'''
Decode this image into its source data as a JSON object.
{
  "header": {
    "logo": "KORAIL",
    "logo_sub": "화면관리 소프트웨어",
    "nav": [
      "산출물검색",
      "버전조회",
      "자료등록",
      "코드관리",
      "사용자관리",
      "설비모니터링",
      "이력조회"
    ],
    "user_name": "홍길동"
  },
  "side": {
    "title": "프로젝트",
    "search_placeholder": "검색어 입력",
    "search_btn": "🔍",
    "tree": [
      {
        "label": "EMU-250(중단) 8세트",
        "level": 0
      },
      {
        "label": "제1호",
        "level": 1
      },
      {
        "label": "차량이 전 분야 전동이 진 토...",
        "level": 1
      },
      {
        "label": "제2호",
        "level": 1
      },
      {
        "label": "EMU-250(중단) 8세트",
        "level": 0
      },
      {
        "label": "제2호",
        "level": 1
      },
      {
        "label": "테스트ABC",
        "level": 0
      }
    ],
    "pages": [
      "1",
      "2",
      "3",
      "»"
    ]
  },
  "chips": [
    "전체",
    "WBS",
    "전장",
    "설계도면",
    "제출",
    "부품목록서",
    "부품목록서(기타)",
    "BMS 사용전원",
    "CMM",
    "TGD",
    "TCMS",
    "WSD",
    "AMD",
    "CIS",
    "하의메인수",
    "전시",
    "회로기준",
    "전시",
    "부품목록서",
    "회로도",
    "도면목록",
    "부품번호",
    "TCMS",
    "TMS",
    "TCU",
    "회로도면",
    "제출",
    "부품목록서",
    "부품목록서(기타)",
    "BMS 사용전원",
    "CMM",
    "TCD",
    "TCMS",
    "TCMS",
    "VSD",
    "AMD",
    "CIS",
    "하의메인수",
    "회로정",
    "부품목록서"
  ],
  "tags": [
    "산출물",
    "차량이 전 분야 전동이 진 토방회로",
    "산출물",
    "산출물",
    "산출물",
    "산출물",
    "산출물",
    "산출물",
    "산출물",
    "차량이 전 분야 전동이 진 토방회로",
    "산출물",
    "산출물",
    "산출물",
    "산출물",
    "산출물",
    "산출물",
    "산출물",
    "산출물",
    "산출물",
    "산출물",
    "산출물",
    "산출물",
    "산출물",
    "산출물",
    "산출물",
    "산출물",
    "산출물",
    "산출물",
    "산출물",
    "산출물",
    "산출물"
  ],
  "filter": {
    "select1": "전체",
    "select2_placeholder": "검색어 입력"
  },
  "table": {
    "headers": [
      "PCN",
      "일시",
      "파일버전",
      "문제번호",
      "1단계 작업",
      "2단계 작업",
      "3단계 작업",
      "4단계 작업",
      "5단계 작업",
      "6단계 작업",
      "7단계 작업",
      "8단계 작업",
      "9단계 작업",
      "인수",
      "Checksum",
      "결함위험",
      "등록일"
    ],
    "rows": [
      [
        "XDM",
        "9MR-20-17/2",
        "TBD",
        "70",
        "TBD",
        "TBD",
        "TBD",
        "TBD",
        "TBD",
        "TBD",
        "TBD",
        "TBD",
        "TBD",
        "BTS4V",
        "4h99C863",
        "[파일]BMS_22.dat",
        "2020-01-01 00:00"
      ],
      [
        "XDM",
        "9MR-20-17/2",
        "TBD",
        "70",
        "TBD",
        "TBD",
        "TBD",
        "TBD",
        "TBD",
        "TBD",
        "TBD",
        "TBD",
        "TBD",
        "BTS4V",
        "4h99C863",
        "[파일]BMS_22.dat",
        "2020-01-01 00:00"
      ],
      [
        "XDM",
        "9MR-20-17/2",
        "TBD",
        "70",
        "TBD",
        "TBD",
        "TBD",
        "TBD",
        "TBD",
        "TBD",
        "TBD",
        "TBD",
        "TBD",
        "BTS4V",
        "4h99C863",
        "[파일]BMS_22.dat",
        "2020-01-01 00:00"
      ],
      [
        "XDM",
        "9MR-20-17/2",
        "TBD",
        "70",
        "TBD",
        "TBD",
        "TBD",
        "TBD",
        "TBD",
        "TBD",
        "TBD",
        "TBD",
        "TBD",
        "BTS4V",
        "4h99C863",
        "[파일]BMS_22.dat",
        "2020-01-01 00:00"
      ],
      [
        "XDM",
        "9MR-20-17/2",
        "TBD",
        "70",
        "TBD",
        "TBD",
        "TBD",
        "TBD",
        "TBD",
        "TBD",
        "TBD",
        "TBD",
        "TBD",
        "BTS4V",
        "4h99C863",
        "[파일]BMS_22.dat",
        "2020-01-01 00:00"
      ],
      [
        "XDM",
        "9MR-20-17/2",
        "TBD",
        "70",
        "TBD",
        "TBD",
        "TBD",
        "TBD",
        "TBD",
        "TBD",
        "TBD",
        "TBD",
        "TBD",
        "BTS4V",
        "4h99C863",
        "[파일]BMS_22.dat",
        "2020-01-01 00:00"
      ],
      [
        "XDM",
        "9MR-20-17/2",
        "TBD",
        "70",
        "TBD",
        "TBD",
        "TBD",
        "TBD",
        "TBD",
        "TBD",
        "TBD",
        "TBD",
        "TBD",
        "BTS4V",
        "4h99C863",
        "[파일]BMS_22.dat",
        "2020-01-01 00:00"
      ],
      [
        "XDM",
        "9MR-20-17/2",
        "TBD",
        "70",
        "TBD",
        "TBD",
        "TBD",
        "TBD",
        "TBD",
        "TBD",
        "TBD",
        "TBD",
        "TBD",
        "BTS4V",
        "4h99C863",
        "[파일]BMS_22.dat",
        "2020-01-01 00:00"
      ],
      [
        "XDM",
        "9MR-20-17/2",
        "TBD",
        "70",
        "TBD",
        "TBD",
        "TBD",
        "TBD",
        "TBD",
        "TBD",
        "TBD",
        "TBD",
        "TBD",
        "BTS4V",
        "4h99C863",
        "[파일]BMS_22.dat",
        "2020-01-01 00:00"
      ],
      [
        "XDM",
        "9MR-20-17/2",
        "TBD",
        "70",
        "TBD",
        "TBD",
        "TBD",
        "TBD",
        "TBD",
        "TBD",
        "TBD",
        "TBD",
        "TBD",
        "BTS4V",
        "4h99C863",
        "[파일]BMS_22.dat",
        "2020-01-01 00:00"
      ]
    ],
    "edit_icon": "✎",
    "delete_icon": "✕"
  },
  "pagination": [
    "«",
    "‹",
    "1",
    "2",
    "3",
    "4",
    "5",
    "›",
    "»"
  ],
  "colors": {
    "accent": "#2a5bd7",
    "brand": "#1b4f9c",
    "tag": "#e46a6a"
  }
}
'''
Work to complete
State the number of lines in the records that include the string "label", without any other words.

Result of the task
7